Sundgau is ringed by major roads, such as the A36 motorway between Belfort and Mulhouse, and the A35 toll-road, between Mulhouse and Basle; nevertheless, the elected representatives agree that the road network is outdated. Other important roadways are the D419, crossing the region from east to west between Belfort and Basle and passing through Dannemarie and Altkirch, and the North-South D432, passing through Illfurth, Altkirch, Hirsingue and Ferrette.
Several current projects aim at improving the road network and bypassing villages. These include diversions at Retzwiller and Dannemarie, and the Spechbach-le-Bas and Hochstatt bypasses. Another large project, the extension of the rapid road from Dornach as far as Altkirch, is under discussion.
The Paris-Bâle line serves the towns of Dannemarie, Altkirch and Illfurth. Regional trains are relatively frequent, and useful for Sundgauviens working in Mulhouse or Belfort.
Work on a Dijon-Mulhouse line of the TGV Rhine-Rhône is planned to start in 2006.

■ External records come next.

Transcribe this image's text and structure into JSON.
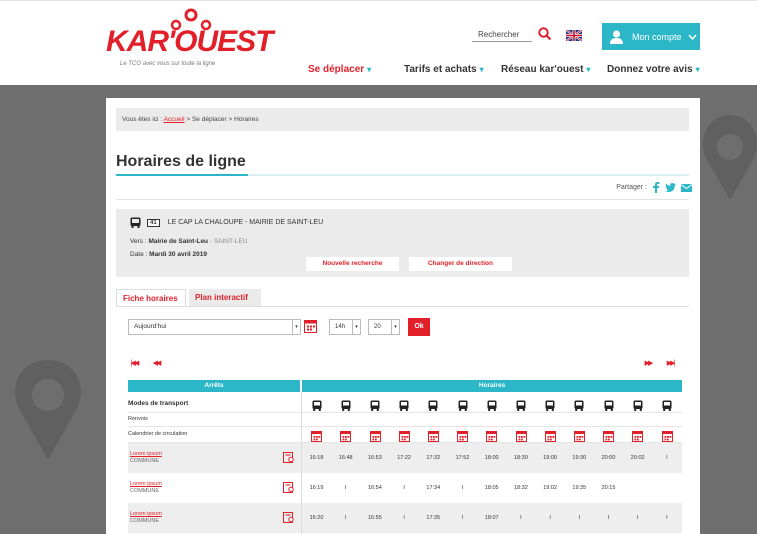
{
  "header": {
    "logo": "KAR'OUEST",
    "tagline": "Le TCO avec vous sur toute la ligne",
    "search_label": "Rechercher",
    "account_label": "Mon compte",
    "nav": [
      "Se déplacer",
      "Tarifs et achats",
      "Réseau kar'ouest",
      "Donnez votre avis"
    ],
    "accent": "#e2202a",
    "teal": "#2bb7c8"
  },
  "breadcrumb": {
    "prefix": "Vous êtes ici :",
    "home": "Accueil",
    "sep": ">",
    "level2": "Se déplacer",
    "current": "Horaires"
  },
  "page": {
    "title": "Horaires de ligne",
    "share_label": "Partager :"
  },
  "line": {
    "number": "41",
    "name": "LE CAP LA CHALOUPE - MAIRIE DE SAINT-LEU",
    "vers_label": "Vers :",
    "vers_value": "Mairie de Saint-Leu",
    "vers_city": "- SAINT-LEU",
    "date_label": "Date :",
    "date_value": "Mardi 30 avril 2019",
    "new_search": "Nouvelle recherche",
    "change_dir": "Changer de direction"
  },
  "tabs": [
    "Fiche horaires",
    "Plan interactif"
  ],
  "controls": {
    "day": "Aujourd'hui",
    "hour": "14h",
    "minute": "20",
    "ok": "Ok"
  },
  "table": {
    "col_stops": "Arrêts",
    "col_times": "Horaires",
    "modes_label": "Modes de transport",
    "renvois_label": "Renvois",
    "calendar_label": "Calendrier de circulation",
    "rows": [
      {
        "name": "Lorem ipsum",
        "commune": "COMMUNE",
        "times": [
          "16:18",
          "16:48",
          "16:53",
          "17:22",
          "17:32",
          "17:52",
          "18:00",
          "18:30",
          "19:00",
          "19:30",
          "20:00",
          "20:02",
          "I"
        ]
      },
      {
        "name": "Lorem ipsum",
        "commune": "COMMUNE",
        "times": [
          "16:19",
          "I",
          "16:54",
          "I",
          "17:34",
          "I",
          "18:05",
          "18:32",
          "19:02",
          "19:35",
          "20:15",
          "",
          ""
        ]
      },
      {
        "name": "Lorem ipsum",
        "commune": "COMMUNE",
        "times": [
          "16:20",
          "I",
          "16:55",
          "I",
          "17:35",
          "I",
          "18:07",
          "I",
          "I",
          "I",
          "I",
          "I",
          "I"
        ]
      }
    ]
  }
}
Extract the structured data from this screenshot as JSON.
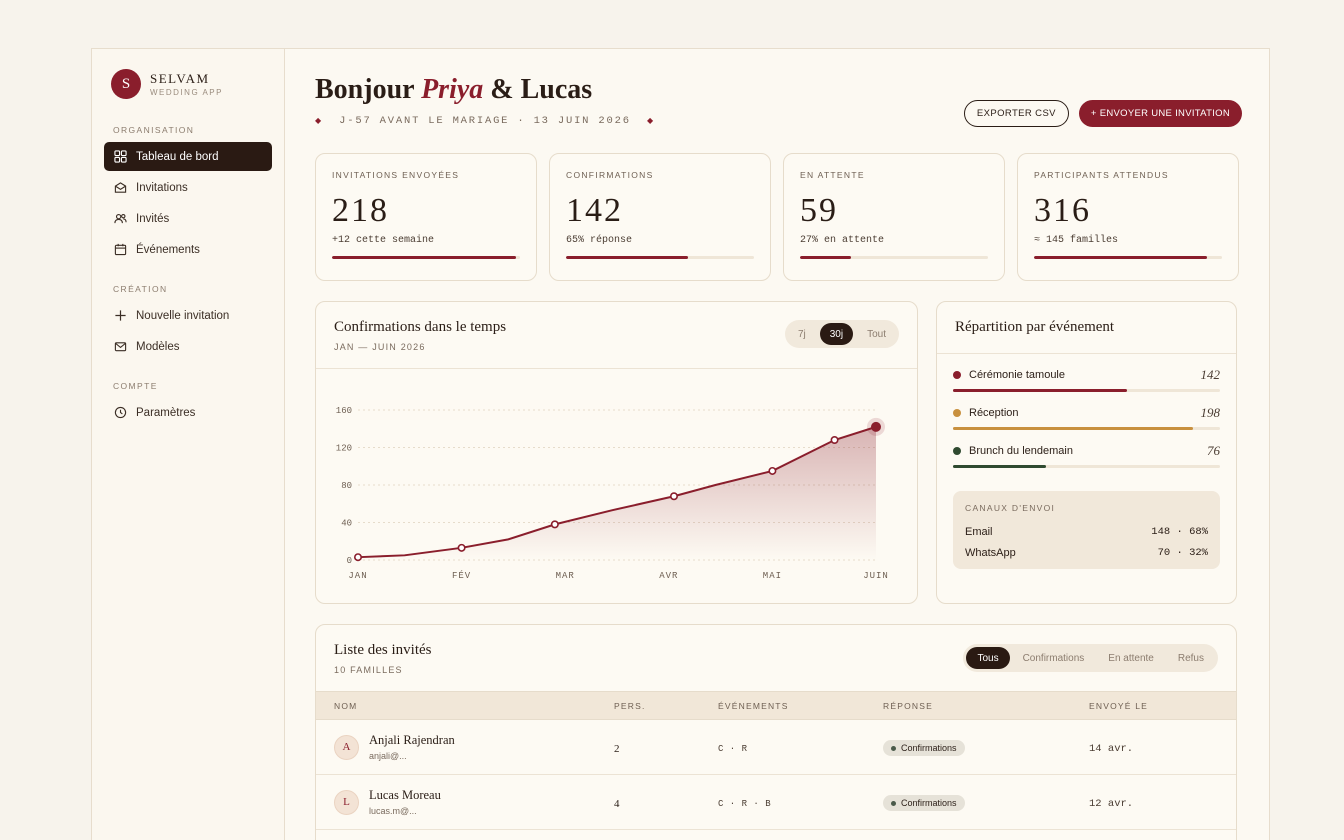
{
  "brand": {
    "initial": "S",
    "name": "SELVAM",
    "sub": "WEDDING APP"
  },
  "sidebar": {
    "sections": [
      {
        "title": "ORGANISATION",
        "items": [
          {
            "label": "Tableau de bord",
            "icon": "grid-icon",
            "active": true
          },
          {
            "label": "Invitations",
            "icon": "envelope-icon"
          },
          {
            "label": "Invités",
            "icon": "users-icon"
          },
          {
            "label": "Événements",
            "icon": "calendar-icon"
          }
        ]
      },
      {
        "title": "CRÉATION",
        "items": [
          {
            "label": "Nouvelle invitation",
            "icon": "plus-icon"
          },
          {
            "label": "Modèles",
            "icon": "mail-icon"
          }
        ]
      },
      {
        "title": "COMPTE",
        "items": [
          {
            "label": "Paramètres",
            "icon": "clock-icon"
          }
        ]
      }
    ]
  },
  "header": {
    "hello": "Bonjour ",
    "name1": "Priya",
    "amp": " & Lucas",
    "countdown": "J-57 AVANT LE MARIAGE · 13 JUIN 2026",
    "export_label": "EXPORTER CSV",
    "send_label": "+ ENVOYER UNE INVITATION"
  },
  "stats": [
    {
      "label": "INVITATIONS ENVOYÉES",
      "value": "218",
      "sub": "+12 cette semaine",
      "progress": 0.98
    },
    {
      "label": "CONFIRMATIONS",
      "value": "142",
      "sub": "65% réponse",
      "progress": 0.65
    },
    {
      "label": "EN ATTENTE",
      "value": "59",
      "sub": "27% en attente",
      "progress": 0.27
    },
    {
      "label": "PARTICIPANTS ATTENDUS",
      "value": "316",
      "sub": "≈ 145 familles",
      "progress": 0.92
    }
  ],
  "chart_panel": {
    "title": "Confirmations dans le temps",
    "sub": "JAN — JUIN 2026",
    "ranges": [
      "7j",
      "30j",
      "Tout"
    ],
    "active_range": "30j"
  },
  "chart_data": {
    "type": "area",
    "x": [
      "JAN",
      "JAN",
      "FÉV",
      "FÉV",
      "MAR",
      "MAR",
      "AVR",
      "AVR",
      "MAI",
      "MAI",
      "JUIN"
    ],
    "x_pos": [
      0,
      0.45,
      1,
      1.45,
      1.9,
      2.45,
      3.05,
      3.45,
      4.0,
      4.6,
      5.0
    ],
    "values": [
      3,
      5,
      13,
      22,
      38,
      53,
      68,
      80,
      95,
      128,
      142
    ],
    "markers": [
      true,
      false,
      true,
      false,
      true,
      false,
      true,
      false,
      true,
      true,
      true
    ],
    "tick_labels": [
      "JAN",
      "FÉV",
      "MAR",
      "AVR",
      "MAI",
      "JUIN"
    ],
    "yticks": [
      0,
      40,
      80,
      120,
      160
    ],
    "ylim": [
      0,
      160
    ],
    "grid": true,
    "color": "#8a1e2c"
  },
  "distribution": {
    "title": "Répartition par événement",
    "items": [
      {
        "label": "Cérémonie tamoule",
        "value": "142",
        "share": 0.65,
        "color": "#8a1e2c"
      },
      {
        "label": "Réception",
        "value": "198",
        "share": 0.9,
        "color": "#c8903e"
      },
      {
        "label": "Brunch du lendemain",
        "value": "76",
        "share": 0.35,
        "color": "#2f4a30"
      }
    ],
    "channels_title": "CANAUX D'ENVOI",
    "channels": [
      {
        "label": "Email",
        "value": "148 · 68%"
      },
      {
        "label": "WhatsApp",
        "value": "70 · 32%"
      }
    ]
  },
  "guests": {
    "title": "Liste des invités",
    "sub": "10 FAMILLES",
    "filters": [
      "Tous",
      "Confirmations",
      "En attente",
      "Refus"
    ],
    "active_filter": "Tous",
    "columns": [
      "NOM",
      "PERS.",
      "ÉVÉNEMENTS",
      "RÉPONSE",
      "ENVOYÉ LE"
    ],
    "rows": [
      {
        "initial": "A",
        "name": "Anjali Rajendran",
        "email": "anjali@...",
        "pers": "2",
        "events": "C · R",
        "status": "Confirmations",
        "date": "14 avr."
      },
      {
        "initial": "L",
        "name": "Lucas Moreau",
        "email": "lucas.m@...",
        "pers": "4",
        "events": "C · R · B",
        "status": "Confirmations",
        "date": "12 avr."
      }
    ]
  },
  "colors": {
    "accent": "#8a1e2c",
    "dark": "#2a1a13",
    "gold": "#c8903e",
    "green": "#2f4a30"
  }
}
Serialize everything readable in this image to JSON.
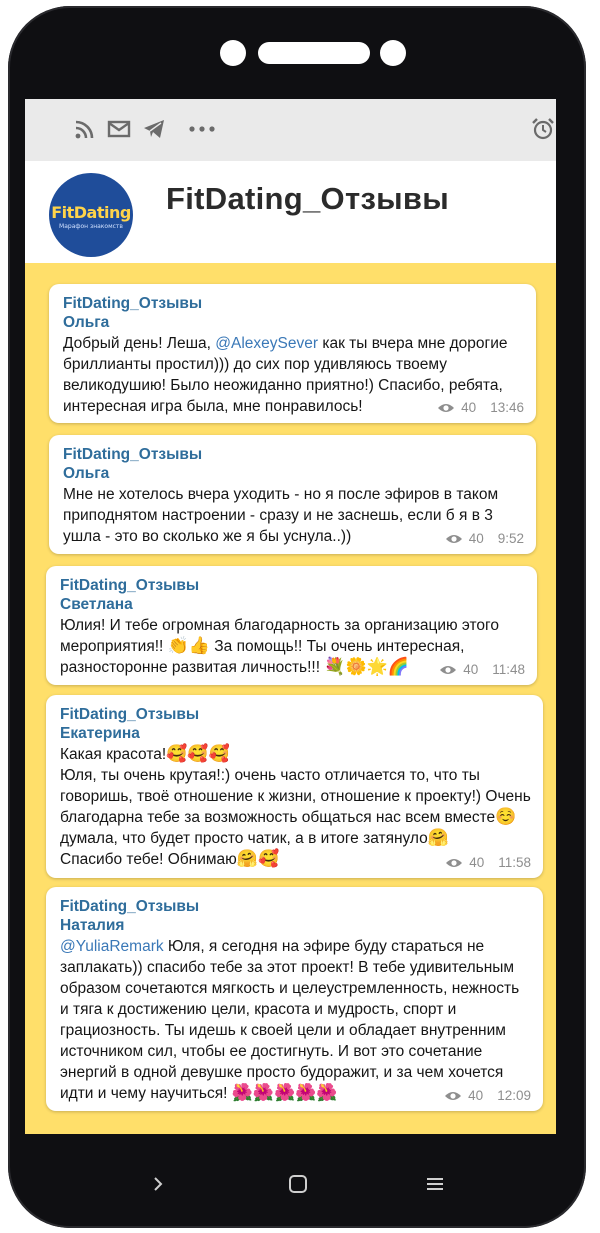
{
  "topbar": {
    "icons": [
      "rss-icon",
      "mail-icon",
      "telegram-icon",
      "more-icon",
      "alarm-icon"
    ]
  },
  "header": {
    "title": "FitDating_Отзывы",
    "avatar_logo_main": "FitDating",
    "avatar_logo_sub": "Марафон знакомств"
  },
  "messages": [
    {
      "channel": "FitDating_Отзывы",
      "author": "Ольга",
      "text_before": "Добрый день! Леша, ",
      "mention": "@AlexeySever",
      "text_after": "     как ты вчера мне дорогие бриллианты простил))) до сих пор удивляюсь твоему великодушию! Было неожиданно приятно!) Спасибо, ребята, интересная игра была, мне понравилось!",
      "views": "40",
      "time": "13:46"
    },
    {
      "channel": "FitDating_Отзывы",
      "author": "Ольга",
      "text": "Мне не хотелось вчера уходить - но я после эфиров в таком приподнятом настроении - сразу и не заснешь, если б я в 3 ушла - это во сколько же я бы уснула..))",
      "views": "40",
      "time": "9:52"
    },
    {
      "channel": "FitDating_Отзывы",
      "author": "Светлана",
      "text_a": "Юлия! И тебе огромная благодарность за организацию этого мероприятия!!  ",
      "emoji_a": "👏👍",
      "text_b": " За помощь!! Ты очень интересная, разносторонне развитая личность!!! ",
      "emoji_b": "💐🌼🌟🌈",
      "views": "40",
      "time": "11:48"
    },
    {
      "channel": "FitDating_Отзывы",
      "author": "Екатерина",
      "line1": "Какая красота!",
      "emoji1": "🥰🥰🥰",
      "text_a": "Юля, ты очень крутая!:) очень часто отличается то, что ты говоришь, твоё отношение к жизни, отношение к проекту!) Очень благодарна тебе за возможность общаться нас всем вместе",
      "emoji2": "☺️",
      "text_b": " думала, что будет просто чатик, а в итоге затянуло",
      "emoji3": "🤗",
      "text_c": "Спасибо тебе! Обнимаю",
      "emoji4": "🤗🥰",
      "views": "40",
      "time": "11:58"
    },
    {
      "channel": "FitDating_Отзывы",
      "author": "Наталия",
      "mention": "@YuliaRemark",
      "text": " Юля, я сегодня на эфире буду стараться не заплакать)) спасибо тебе за этот проект! В тебе удивительным образом сочетаются мягкость и целеустремленность, нежность и тяга к достижению цели, красота и мудрость, спорт и грациозность. Ты идешь к своей цели и обладает внутренним источником сил, чтобы ее достигнуть. И вот это сочетание энергий в одной девушке просто будоражит, и за чем хочется идти и чему научиться! ",
      "emoji": "🌺🌺🌺🌺🌺",
      "views": "40",
      "time": "12:09"
    }
  ],
  "navbar": {
    "icons": [
      "back-icon",
      "home-icon",
      "menu-icon"
    ]
  }
}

The canal from the Rhône to the Rhine crosses Sundgau by Montreux-Vieux, Dannemarie and Illfurth. It has existed since 1824 and was conceived by Freycinet. Nowadays, it is too narrow for large barges and serves mainly for pleasure craft.
A large project for the construction of a canal linking the Rhine to the Saône, passing along the Doubs, has been abandoned. Indirectly, it would have linked central Europe (Rhine, Danube, North Sea and Baltic Sea) to the Mediterranean without having to ship merchandise through the Straits of Gibraltar. But the anger of agriculturalists and environmentalists influenced the Minister of the Environment to abandon the project in 1998.
The General Council of Haut-Rhin has taken an interest in Sundgau and in developing tourism in the region since 2000, along the lines of the management of the source of the Ill or the construction of a rest area on the route D419 near Chavannes-sur-l'étang. Sundgau is a region where the lifestyle permits the development of Green Tourism (i.e. where the visitor seeks calm, wishes to be in direct contact with nature, and has activities such as countryside walks and drives available).
- Château of Ferrette, the château of the counts of Ferrette
- Château of Morimont
- Château of Landskron
- Hundsbach Mill
- Ancient Cistercian abbey of Lucelle, destroyed during the Revolution, and rebuilt as a hotel
- Romanesque church of Feldbach
- Romanesque church of Altkirch
- Sundgauvien museum in Altkirch
- Hirtzbach (the village won 4 flowers in a national competition organised by the Conseil pour le Fleurissement de la France which promotes flower-planting)
- Claude Stadelmann, Le merveilleux existe. Contes et légendes du Sundgau, 2005